What to Expect from an Elder

Two Sundays ago, I announced that we plan to install Pastor Kai as an elder at Grace Church two Sundays from now, on February 12. Up till now, our church plant has had three elders overseeing it: two extra-local elders—Pastor Toby Kurth of Christ Church, Pastor Sam Shin of Wellspring—and me. We have been blessed to have Pastor Kai serving our local body since April 2016. As Sam, Toby, and I have discussed it at length, it seems right to us to install Kai as an elder at Grace.

As we prepare to do so, we want to be sure that you are well-informed of what elders are and what you should expect from us. 

Elders Are Shepherds

In the Bible, the shepherd is the primary metaphor used to talk about elders. "I exhort the elders among you… shepherd the flock of God that is among you" (1 Peter 5:1-2). Like our Good Shepherd (John 10:11), elders are called to lay down their lives in service for God's people, providing spiritual care and oversight to the church. 

In ancient times, shepherds knew their sheep intimately; the sheep were known by name and could tell the voice of their shepherd. Shepherds fed their sheep, ensuring they had all the food and water they needed. The shepherd led the flock wherever it needed to go, whether to pasture, to safety, or to sleep. He protected them from harm, keeping them safe from wild animals.

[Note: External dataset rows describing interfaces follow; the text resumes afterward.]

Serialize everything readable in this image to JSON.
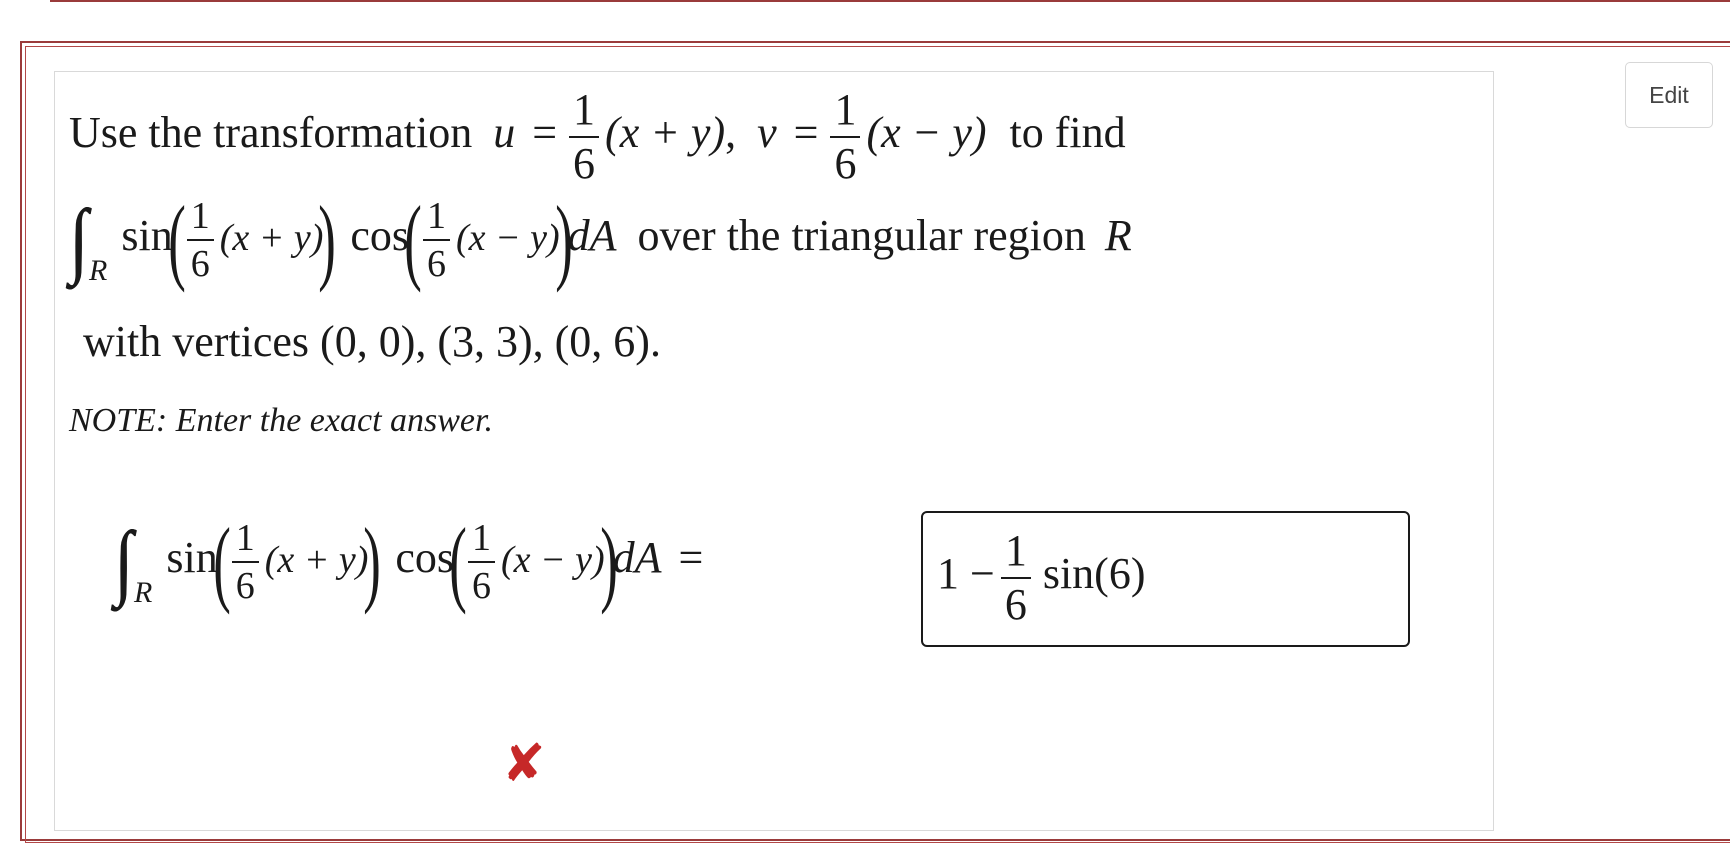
{
  "toolbar": {
    "edit_label": "Edit"
  },
  "question": {
    "line1_intro": "Use the transformation",
    "u_var": "u",
    "v_var": "v",
    "equals": "=",
    "frac_num": "1",
    "frac_den": "6",
    "expr_plus": "(x + y)",
    "expr_minus": "(x − y)",
    "sep": ",",
    "line1_end": "to find",
    "integral_sub": "R",
    "sin_fn": "sin",
    "cos_fn": "cos",
    "dA": "dA",
    "line2_end": "over the triangular region",
    "region_var": "R",
    "line3": "with vertices (0, 0),  (3, 3),  (0, 6).",
    "note": "NOTE: Enter the exact answer."
  },
  "answer": {
    "prefix": "1 −",
    "frac_num": "1",
    "frac_den": "6",
    "suffix": "sin(6)"
  },
  "status": {
    "incorrect_icon": "✘",
    "color": "#c62828"
  }
}
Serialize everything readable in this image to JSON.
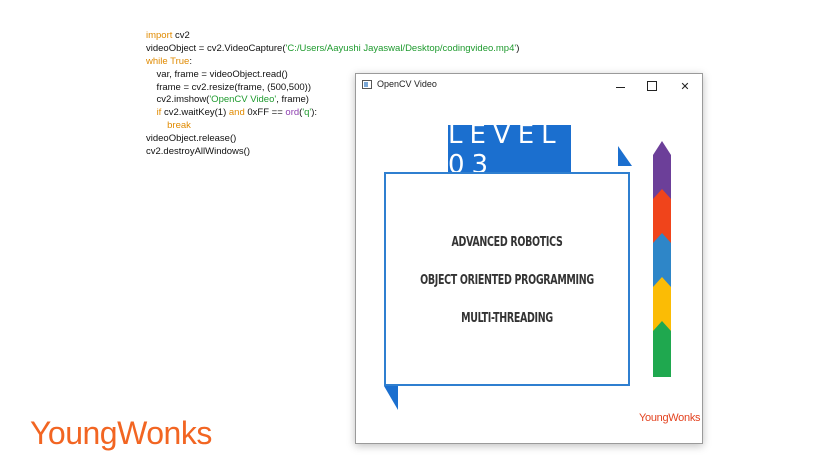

In his book, The Shepherd Leader, Timothy Witmer explains from this biblical metaphor that these are the responsibilities of an elder: to know God's people, lead them together, feed them with God's Word, and protect them from false teachers and doctrine (see Acts 20:28–29). 

Not a Board of Directors, But a Team of Disciple-Making Leaders

Often in our culture, elders take on the form of a board of directors, voting on issues, making decisions, approving budgets, etc. This makes sense, since many of us are used to this form of leadership. However, this does not do justice to the biblical idea. Boards often make decisions from a distance; they aren't intimately involved in the day-to-day of the organizations they lead. Shepherds, on the other hand, can't help smelling like sheep.  

In his book, Gospel Eldership, Bob Thune puts it this way:

The elders of the New Testament churches were not mere figureheads; they were leaders, pacesetters, and disciple-makers. Scripture sees elders as competent, committed, mature leaders who teach (1 Timothy 3:2), rebuke (Titus 1:9), rule (1 Timothy 5:17), guard sound doctrine (Titus 1:9), do evangelism (Titus 1:8), deal with difficult people (Titus 1:10–14), and raise up other leaders (2 Timothy 2:2). 

An elder is not merely a faithful, reliable Christian who shows up to meetings and votes. Rather, an elder sets the pace for the rest of the church. Elders are leaders of strength, wisdom, and integrity, whose lives and character are worthy of being imitated and reproduced in every Christian

This means that you should expect to know and be known by an elder. You should expect an elder to be able to teach the Bible and show how it points to Christ on every page. You should expect the elders to lead the church to deeper worship of God, greater obedience to His commands, and longterm faithfulness on His mission. And you should expect the elders to protect the church, preserving its teaching of the gospel and helping all of us to live in repentance and faith. 

This is an exciting season in our church as we prepare to install Kai as an elder. Contact me if you have any questions at all about this process. Please keep Kai and our church in prayer during this time. And pray that God will raise up more elders from among us to shepherd His flock to His glory and our good.